Were the two records created simultaneously and then segmented later, or was the concept solidified prior as wholly separate entities?
Both records were recorded simultaneously, each with their own separate catalysts and vision. It wore me out physically and mentally to orchestrate such a vast and international cast of collaborators. I am thankful to have Colin Marston involved, who is one of the very few I can both call genius, and responsible.
How much of White Moth was determined by the direction of the material versus a wholly collaborative effort with the guest? “This song would sound great with John Gossard” vs working together with the artist.
The process is unique in that every step began with me saying “This person would be great here” right down to the second in any given song. As the songs took shape, I could hear certain people with very particular sounds at certain parts. Lyrically, I communicated overarching themes to various artists to keep the content from becoming too fragmented, but the lyrics themselves were up to each guest; same thing with those that contributed to the instrumentation.
Shelby Cinca (Frodus, Decahedron, etc) recording guest vocal track on “The Sea Was Blue Meadow” at Welfare Sounds, in Gothenburg, Sweden, with Per Stalberg.
What has been going down with Pyramids, post-Nadja collabo that is?
We are finishing up a two year long collaboration with the Scottish duo Wraiths, which should be really dark and unlike anything we have previously done. We are also finishing up material this month for a split with Mamiffer, and another with Horseback. Next month, we will begin tracking the next Pyramids proper full length.
Considering the formidable guesting and disregarding the associated logistics, is there any interest to taking the White Moth material to the live stage? What about Pyramids?
I have this constant fear of letting people down when it comes to live performance. Though realistically we could absolutely pull it off in all of the aforementioned cases, still, I remember seeing some of my favorite bands and in a post show catharsis, selling back their CDs because of horrific live experiences.
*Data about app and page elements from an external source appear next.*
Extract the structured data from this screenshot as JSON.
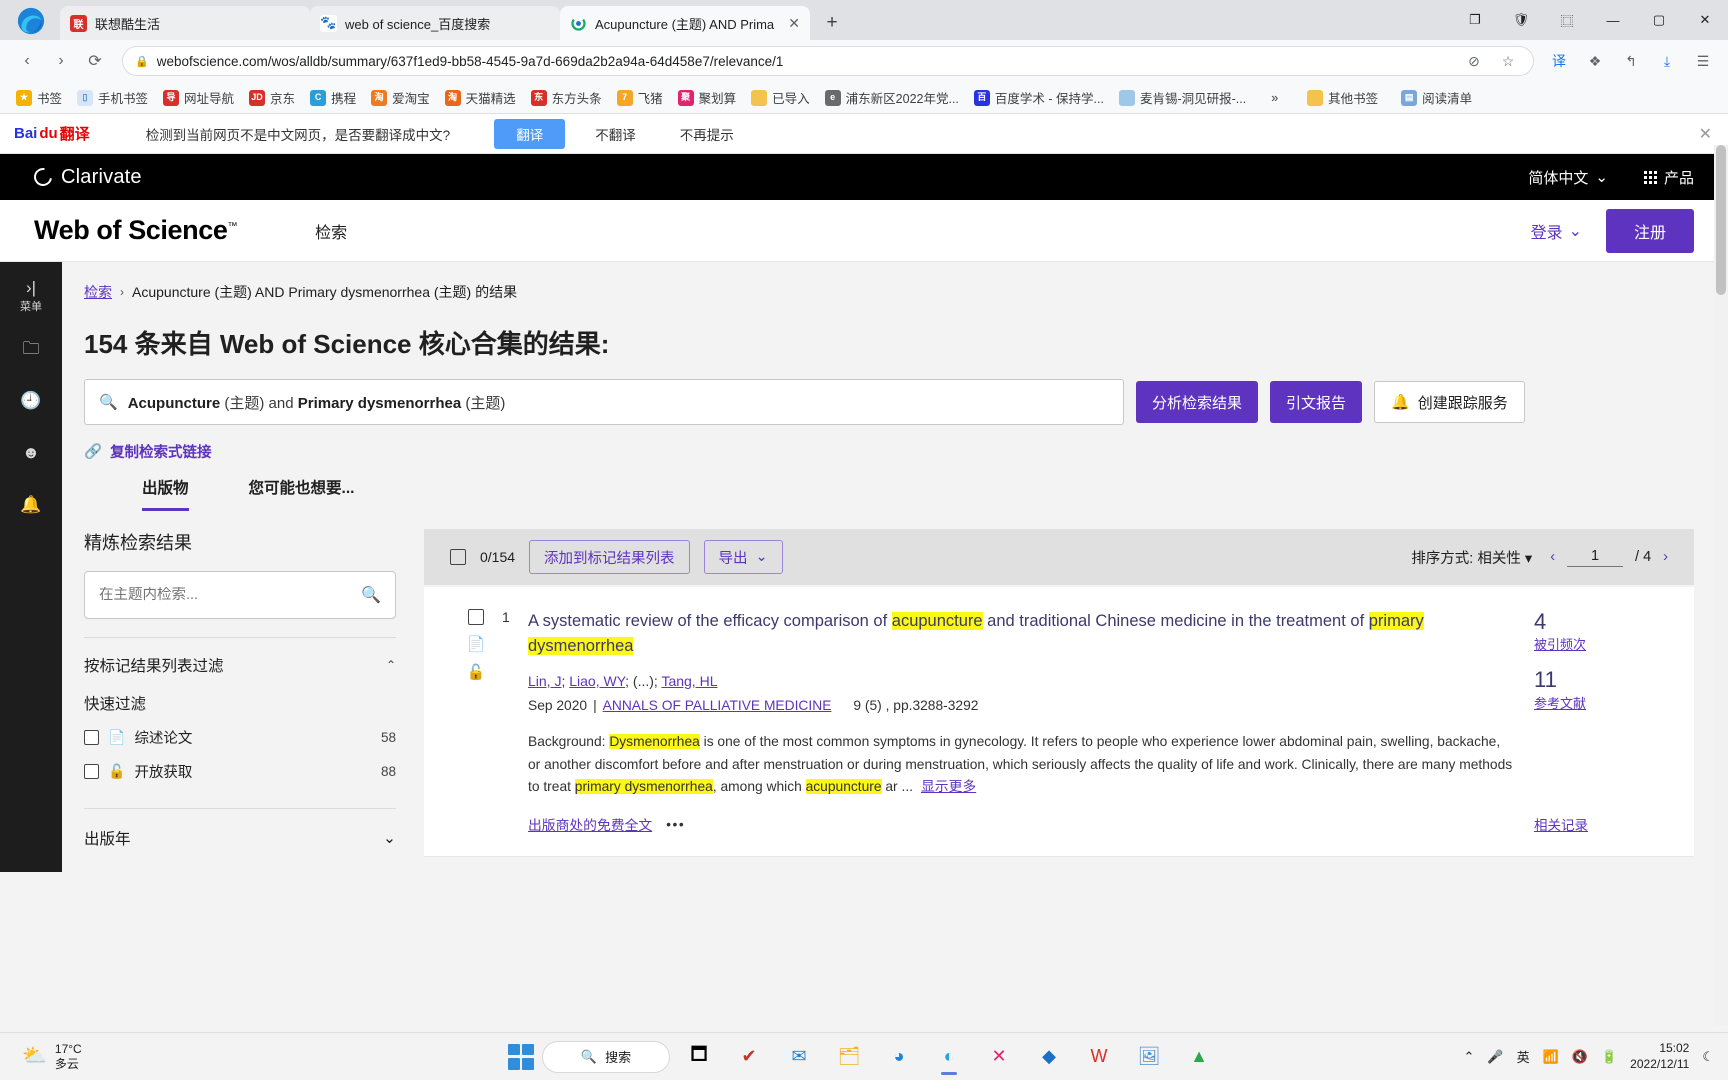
{
  "browser": {
    "tabs": [
      {
        "title": "联想酷生活",
        "favicon": "lenovo-icon",
        "active": false
      },
      {
        "title": "web of science_百度搜索",
        "favicon": "baidu-icon",
        "active": false
      },
      {
        "title": "Acupuncture (主题) AND Prima",
        "favicon": "wos-icon",
        "active": true
      }
    ],
    "new_tab_label": "+",
    "window_controls": {
      "restore_group": "❐",
      "split": "⿴",
      "shield": "🛡",
      "minimize": "—",
      "maximize": "▢",
      "close": "✕"
    },
    "nav": {
      "back": "‹",
      "forward": "›",
      "reload": "⟳"
    },
    "url": "webofscience.com/wos/alldb/summary/637f1ed9-bb58-4545-9a7d-669da2b2a94a-64d458e7/relevance/1",
    "lock_icon": "lock-icon",
    "toolbar_icons": [
      "browser-essentials-icon",
      "favorite-star-icon",
      "translate-icon",
      "collections-icon",
      "history-back-icon",
      "downloads-icon",
      "settings-menu-icon"
    ],
    "bookmarks": [
      {
        "label": "书签",
        "icon": "star-icon",
        "color": "#f5b301"
      },
      {
        "label": "手机书签",
        "icon": "phone-icon",
        "color": "#5aa9e6"
      },
      {
        "label": "网址导航",
        "icon": "hao-icon",
        "color": "#d6302a"
      },
      {
        "label": "京东",
        "icon": "jd-icon",
        "color": "#d6302a"
      },
      {
        "label": "携程",
        "icon": "ctrip-icon",
        "color": "#2a9ed8"
      },
      {
        "label": "爱淘宝",
        "icon": "taobao-icon",
        "color": "#ef7b21"
      },
      {
        "label": "天猫精选",
        "icon": "tmall-icon",
        "color": "#e8671c"
      },
      {
        "label": "东方头条",
        "icon": "dongfang-icon",
        "color": "#d6302a"
      },
      {
        "label": "飞猪",
        "icon": "fliggy-icon",
        "color": "#f5a623"
      },
      {
        "label": "聚划算",
        "icon": "juhuasuan-icon",
        "color": "#e0246e"
      },
      {
        "label": "已导入",
        "icon": "folder-icon",
        "color": "#f3c34d"
      },
      {
        "label": "浦东新区2022年党...",
        "icon": "edge-icon",
        "color": "#4a4a4a"
      },
      {
        "label": "百度学术 - 保持学...",
        "icon": "baidu-icon",
        "color": "#2932e1"
      },
      {
        "label": "麦肯锡-洞见研报-...",
        "icon": "page-icon",
        "color": "#9fc7e8"
      }
    ],
    "bookmarks_overflow": "»",
    "bookmarks_other": {
      "label": "其他书签",
      "icon": "folder-icon"
    },
    "reading_list": {
      "label": "阅读清单",
      "icon": "book-icon"
    }
  },
  "translate_bar": {
    "brand_bai": "Bai",
    "brand_du": "du",
    "brand_suffix": "翻译",
    "message": "检测到当前网页不是中文网页，是否要翻译成中文?",
    "translate_button": "翻译",
    "no_translate_button": "不翻译",
    "never_button": "不再提示",
    "close": "✕"
  },
  "clarivate": {
    "brand": "Clarivate",
    "language": "简体中文",
    "language_caret": "⌄",
    "products": "产品"
  },
  "wos_header": {
    "logo": "Web of Science",
    "logo_tm": "™",
    "nav_search": "检索",
    "sign_in": "登录",
    "sign_in_caret": "⌄",
    "register": "注册"
  },
  "leftrail": {
    "toggle": {
      "label": "菜单",
      "icon": "expand-panel-icon"
    },
    "items": [
      {
        "icon": "folder-icon",
        "name": "marked-list"
      },
      {
        "icon": "history-icon",
        "name": "search-history"
      },
      {
        "icon": "profile-icon",
        "name": "profile"
      },
      {
        "icon": "bell-icon",
        "name": "alerts"
      }
    ]
  },
  "main": {
    "breadcrumb_root": "检索",
    "breadcrumb_chevron": "›",
    "breadcrumb_current": "Acupuncture (主题) AND Primary dysmenorrhea (主题) 的结果",
    "results_heading": "154 条来自 Web of Science 核心合集的结果:",
    "query_parts": {
      "term1": "Acupuncture",
      "field1": "(主题)",
      "operator": "and",
      "term2": "Primary dysmenorrhea",
      "field2": "(主题)"
    },
    "analyze_button": "分析检索结果",
    "citation_report_button": "引文报告",
    "create_alert_button": "创建跟踪服务",
    "copy_query_link": "复制检索式链接",
    "tabs": [
      {
        "label": "出版物",
        "active": true
      },
      {
        "label": "您可能也想要...",
        "active": false
      }
    ]
  },
  "refine": {
    "title": "精炼检索结果",
    "search_placeholder": "在主题内检索...",
    "section_marked": "按标记结果列表过滤",
    "section_marked_caret": "⌃",
    "quick_filters_label": "快速过滤",
    "filters": [
      {
        "label": "综述论文",
        "count": "58",
        "icon": "document-icon"
      },
      {
        "label": "开放获取",
        "count": "88",
        "icon": "open-lock-icon"
      }
    ],
    "section_pubyear": "出版年",
    "section_pubyear_caret": "⌄"
  },
  "results_toolbar": {
    "selected_count": "0/154",
    "add_to_marked": "添加到标记结果列表",
    "export": "导出",
    "export_caret": "⌄",
    "sort_label": "排序方式: 相关性",
    "sort_caret": "▾",
    "prev": "‹",
    "page_current": "1",
    "page_total": "/ 4",
    "next": "›"
  },
  "records": [
    {
      "index": "1",
      "title_seg1": "A systematic review of the efficacy comparison of ",
      "title_hl1": "acupuncture",
      "title_seg2": " and traditional Chinese medicine in the treatment of ",
      "title_hl2": "primary",
      "title_seg3": " ",
      "title_hl3": "dysmenorrhea",
      "authors": "Lin, J; Liao, WY; (...); Tang, HL",
      "author_list": [
        "Lin, J",
        "Liao, WY",
        "(...)",
        "Tang, HL"
      ],
      "date": "Sep 2020",
      "journal": "ANNALS OF PALLIATIVE MEDICINE",
      "pages": "9 (5) , pp.3288-3292",
      "abstract_label": "Background: ",
      "abs_hl1": "Dysmenorrhea",
      "abs_seg1": " is one of the most common symptoms in gynecology. It refers to people who experience lower abdominal pain, swelling, backache, or another discomfort before and after menstruation or during menstruation, which seriously affects the quality of life and work. Clinically, there are many methods to treat ",
      "abs_hl2": "primary dysmenorrhea",
      "abs_seg2": ", among which ",
      "abs_hl3": "acupuncture",
      "abs_seg3": " ar ...",
      "show_more": "显示更多",
      "free_fulltext": "出版商处的免费全文",
      "more_dots": "•••",
      "times_cited_num": "4",
      "times_cited_label": "被引频次",
      "references_num": "11",
      "references_label": "参考文献",
      "related_records": "相关记录"
    }
  ],
  "taskbar": {
    "weather_temp": "17°C",
    "weather_desc": "多云",
    "weather_icon": "partly-cloudy-icon",
    "search_label": "搜索",
    "search_icon": "search-icon",
    "apps": [
      {
        "icon": "task-view-icon",
        "name": "task-view"
      },
      {
        "icon": "wechat-icon",
        "name": "wechat"
      },
      {
        "icon": "mail-icon",
        "name": "mail"
      },
      {
        "icon": "file-explorer-icon",
        "name": "file-explorer"
      },
      {
        "icon": "edge-icon",
        "name": "edge"
      },
      {
        "icon": "edge-dev-icon",
        "name": "edge-active"
      },
      {
        "icon": "x-app-icon",
        "name": "x-app"
      },
      {
        "icon": "blue-app-icon",
        "name": "blue-app"
      },
      {
        "icon": "wps-icon",
        "name": "wps"
      },
      {
        "icon": "photos-icon",
        "name": "photos"
      },
      {
        "icon": "green-app-icon",
        "name": "green-app"
      }
    ],
    "tray": {
      "chevron": "⌃",
      "mic": "mic-icon",
      "ime": "英",
      "wifi": "wifi-icon",
      "volume": "volume-muted-icon",
      "battery": "battery-icon",
      "time": "15:02",
      "date": "2022/12/11",
      "moon": "☾"
    }
  }
}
Still, I believe we may just see something here in the future…
Where has inspiration come from as of late?
Current 93, Celestiial, Menace Ruine, Daughters, Xasthur, James Blackshaw, Blood Of The Black Owl, Horseback, Liars, Silver Mt. Zion, and Ides Of Gemini are doing some interesting things as well…